Built by the Johns Hopkins Applied Physics Laboratory, a probe launched in August broke two records on Monday: first, determining the shortest distance that spacecraft ever flew in relation to the sun, and secondly speeding faster than any spacecraft in history.
The Parker Solar probe was only 26.55 million kilometers (42.7 million kilometers) when it reached the closest orbit point in relation to the sun – called the perihelion – at 10:28 pm East on Monday evening, pampering an unprecedented 213,200 miles per hour at the collection of scientific data.
But this record is only the first of many that breaks the probe, explains project manager Andrew Driesman of Johns Hopkins APL in a news video.
"Closer to the sun than any other spacecraft"
"We will go closer to the sun than any other spacecraft has disappeared before. We will not do it once, we will not do it twice – we will do it 24 times, and that's scary."

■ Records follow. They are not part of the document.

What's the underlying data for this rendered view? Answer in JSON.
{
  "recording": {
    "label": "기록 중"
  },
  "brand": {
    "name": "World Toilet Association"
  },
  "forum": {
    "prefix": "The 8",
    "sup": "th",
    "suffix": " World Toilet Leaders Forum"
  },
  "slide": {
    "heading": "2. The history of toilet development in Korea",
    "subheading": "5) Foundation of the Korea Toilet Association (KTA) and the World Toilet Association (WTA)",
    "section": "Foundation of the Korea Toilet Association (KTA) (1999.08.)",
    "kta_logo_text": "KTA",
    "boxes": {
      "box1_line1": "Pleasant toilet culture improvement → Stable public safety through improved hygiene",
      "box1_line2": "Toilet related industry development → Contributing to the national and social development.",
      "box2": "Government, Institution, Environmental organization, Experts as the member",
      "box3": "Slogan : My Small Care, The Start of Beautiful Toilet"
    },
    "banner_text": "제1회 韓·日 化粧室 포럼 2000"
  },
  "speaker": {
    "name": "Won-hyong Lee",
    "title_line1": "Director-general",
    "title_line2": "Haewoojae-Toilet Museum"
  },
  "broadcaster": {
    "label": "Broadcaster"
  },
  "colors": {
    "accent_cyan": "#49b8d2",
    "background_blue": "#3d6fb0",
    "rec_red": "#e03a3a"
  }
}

At this first encounter, it went through a 26.55-million-mile probe from the surface of the sun, which is comparable to the previous record that Helios 2 reached near 27 million miles in 1976. Over the next seven years, the probe uses Venus gravity, to move on closer and closer loops. It is planned that by the end of the mission in 2025 it would immerse 3.8 million kilometers from the surface.
But in hell heat and harsh radiation scientists are looking forward to studying solar magnetic fields, plasma and energy particles. Getting so close to the sun places Parker Solar directly into the solar corona, the atmosphere around the Sun, reaching 2500 degrees Fahrenheit (or 1377 degrees Celsius), which transcends the temperature of the surface itself.
It is here
To defeat the heat, the spacecraft protects its sunny side with a heat shield called Thermal protection system. Its name with a low level of creativity reflects how little this probe component is. A 160-pound shield, a 4.5-inch foam core located between the superheated carbon composite, has such a high heat capacity that it can withstand 820 degrees Fahrenheit while keeping the instruments safely captured at room temperature.
Even in the Thermal Protection system, heat invites researchers to make communication simple. From four different beacon tones, it confirms that everything is fine, while the other three show different types of problems. In the days around the perihelion, however, solar radio emissions will turn off communications until the spacecraft responds with a beep.
"Mostly we will not be in contact with the spacecraft during a meeting, so the only thing we have to do is beacons," says Sanae Kubota, the lead leader in error.
Using data – which takes about 30 minutes to transfer between the probe and the Earth – scientists are looking for a better understanding spatial weather, such as solar winds. Although the sun is 92.96 million kilometers long, space weather affects both astronauts and inhabitants back on Earth by discarding satellites, including GPS systems.
For the fastest spacecraft, when the scientific data that the probe collects can not come fast enough. Because of the orientation of the spacecraft in the sun, scientists have to wait a few weeks before the data can be transferred back to Earth.